|US7581629 *||Mar 10, 2008||Sep 1, 2009||Craig Kohler||Construction debris chute|
|U.S. Classification||29/402.09, 29/402.08, 29/402.14, 193/30, 29/423, 138/97|
|International Classification||B23P6/00, B65G11/14, F16L55/18, B23P19/04|
|Cooperative Classification||Y10T29/49739, Y10T29/4981, Y10T29/4973, F16L55/17, B65G11/083, Y10T29/49732, Y10T29/49718, B65G11/166|
|European Classification||F16L55/17, B65G11/16B, B65G11/08B|
|Mar 22, 2010||REMI||Maintenance fee reminder mailed|

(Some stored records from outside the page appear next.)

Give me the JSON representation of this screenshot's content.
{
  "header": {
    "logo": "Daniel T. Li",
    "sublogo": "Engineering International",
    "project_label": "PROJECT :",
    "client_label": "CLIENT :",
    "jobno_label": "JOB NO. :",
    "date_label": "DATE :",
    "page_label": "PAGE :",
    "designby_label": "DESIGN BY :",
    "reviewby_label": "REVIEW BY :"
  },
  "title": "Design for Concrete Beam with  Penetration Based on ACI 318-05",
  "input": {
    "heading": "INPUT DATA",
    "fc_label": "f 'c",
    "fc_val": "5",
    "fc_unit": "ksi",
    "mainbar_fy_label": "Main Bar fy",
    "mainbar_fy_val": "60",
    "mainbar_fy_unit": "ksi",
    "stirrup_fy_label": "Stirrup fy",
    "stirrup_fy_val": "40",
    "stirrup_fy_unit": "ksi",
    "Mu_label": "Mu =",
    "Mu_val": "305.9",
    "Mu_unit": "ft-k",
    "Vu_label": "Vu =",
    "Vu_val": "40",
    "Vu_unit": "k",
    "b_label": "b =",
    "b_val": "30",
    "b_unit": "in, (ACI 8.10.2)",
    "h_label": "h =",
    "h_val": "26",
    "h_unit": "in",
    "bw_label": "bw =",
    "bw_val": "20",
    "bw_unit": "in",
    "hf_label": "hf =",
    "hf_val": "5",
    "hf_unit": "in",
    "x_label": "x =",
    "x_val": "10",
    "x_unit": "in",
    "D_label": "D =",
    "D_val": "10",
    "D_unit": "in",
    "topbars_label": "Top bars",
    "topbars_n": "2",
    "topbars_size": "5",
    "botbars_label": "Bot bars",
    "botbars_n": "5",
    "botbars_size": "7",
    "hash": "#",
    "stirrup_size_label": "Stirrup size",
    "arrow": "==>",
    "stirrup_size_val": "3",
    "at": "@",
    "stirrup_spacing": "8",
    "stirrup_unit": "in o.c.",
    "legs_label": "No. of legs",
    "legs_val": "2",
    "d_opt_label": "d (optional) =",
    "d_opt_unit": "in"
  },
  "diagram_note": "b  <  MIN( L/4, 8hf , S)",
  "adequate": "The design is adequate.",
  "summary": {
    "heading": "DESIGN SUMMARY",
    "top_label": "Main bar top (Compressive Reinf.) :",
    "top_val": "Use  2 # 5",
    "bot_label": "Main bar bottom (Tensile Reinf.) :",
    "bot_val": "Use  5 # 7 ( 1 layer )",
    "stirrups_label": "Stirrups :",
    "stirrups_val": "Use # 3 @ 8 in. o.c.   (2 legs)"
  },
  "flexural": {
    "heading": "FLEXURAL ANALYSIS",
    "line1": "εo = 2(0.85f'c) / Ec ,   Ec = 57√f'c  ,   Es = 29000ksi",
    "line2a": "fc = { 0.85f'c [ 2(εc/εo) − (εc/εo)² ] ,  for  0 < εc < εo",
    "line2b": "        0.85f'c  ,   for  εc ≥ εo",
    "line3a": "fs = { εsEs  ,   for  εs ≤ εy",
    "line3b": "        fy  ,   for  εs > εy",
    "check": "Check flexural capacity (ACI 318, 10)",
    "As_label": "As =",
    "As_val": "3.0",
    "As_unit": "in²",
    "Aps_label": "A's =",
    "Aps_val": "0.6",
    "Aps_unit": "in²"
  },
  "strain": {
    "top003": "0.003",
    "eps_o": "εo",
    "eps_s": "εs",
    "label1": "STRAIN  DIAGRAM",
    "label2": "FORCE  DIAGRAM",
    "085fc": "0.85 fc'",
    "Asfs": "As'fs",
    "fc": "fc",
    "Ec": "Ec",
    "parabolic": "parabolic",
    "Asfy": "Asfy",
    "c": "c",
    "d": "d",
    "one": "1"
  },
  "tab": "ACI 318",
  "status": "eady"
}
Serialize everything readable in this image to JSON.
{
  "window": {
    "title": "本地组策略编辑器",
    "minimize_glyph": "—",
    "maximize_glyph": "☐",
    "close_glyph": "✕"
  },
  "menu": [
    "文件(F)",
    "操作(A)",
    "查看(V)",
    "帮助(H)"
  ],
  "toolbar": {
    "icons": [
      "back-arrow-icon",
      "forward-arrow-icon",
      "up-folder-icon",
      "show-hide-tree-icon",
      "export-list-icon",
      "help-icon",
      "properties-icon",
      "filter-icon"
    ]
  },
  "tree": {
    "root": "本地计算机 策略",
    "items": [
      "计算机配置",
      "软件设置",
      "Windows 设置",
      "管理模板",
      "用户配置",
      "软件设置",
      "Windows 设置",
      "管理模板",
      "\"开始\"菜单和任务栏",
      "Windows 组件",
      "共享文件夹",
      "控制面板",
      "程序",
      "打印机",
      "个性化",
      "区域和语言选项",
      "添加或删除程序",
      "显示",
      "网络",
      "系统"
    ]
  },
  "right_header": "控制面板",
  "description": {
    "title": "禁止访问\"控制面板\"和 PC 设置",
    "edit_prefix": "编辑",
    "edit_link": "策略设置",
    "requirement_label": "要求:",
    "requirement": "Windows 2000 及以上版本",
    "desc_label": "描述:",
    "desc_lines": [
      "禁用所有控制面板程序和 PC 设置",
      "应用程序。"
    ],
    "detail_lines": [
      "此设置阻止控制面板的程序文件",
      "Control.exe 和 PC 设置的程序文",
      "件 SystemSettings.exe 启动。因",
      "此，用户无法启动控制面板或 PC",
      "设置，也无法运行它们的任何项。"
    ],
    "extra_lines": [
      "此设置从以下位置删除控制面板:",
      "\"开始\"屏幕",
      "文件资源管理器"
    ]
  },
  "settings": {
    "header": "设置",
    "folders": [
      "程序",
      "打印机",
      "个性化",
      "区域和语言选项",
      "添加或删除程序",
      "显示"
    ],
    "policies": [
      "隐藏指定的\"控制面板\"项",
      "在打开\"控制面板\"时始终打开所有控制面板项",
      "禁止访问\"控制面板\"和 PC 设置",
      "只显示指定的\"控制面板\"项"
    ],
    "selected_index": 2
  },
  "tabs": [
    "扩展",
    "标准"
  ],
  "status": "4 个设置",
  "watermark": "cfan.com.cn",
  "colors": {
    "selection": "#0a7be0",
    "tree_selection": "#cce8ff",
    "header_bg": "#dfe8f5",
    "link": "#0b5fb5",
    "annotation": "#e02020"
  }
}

|Aug 15, 2010||LAPS||Lapse for failure to pay maintenance fees|
|Oct 5, 2010||FP||Expired due to failure to pay maintenance fee|
Effective date: 20100815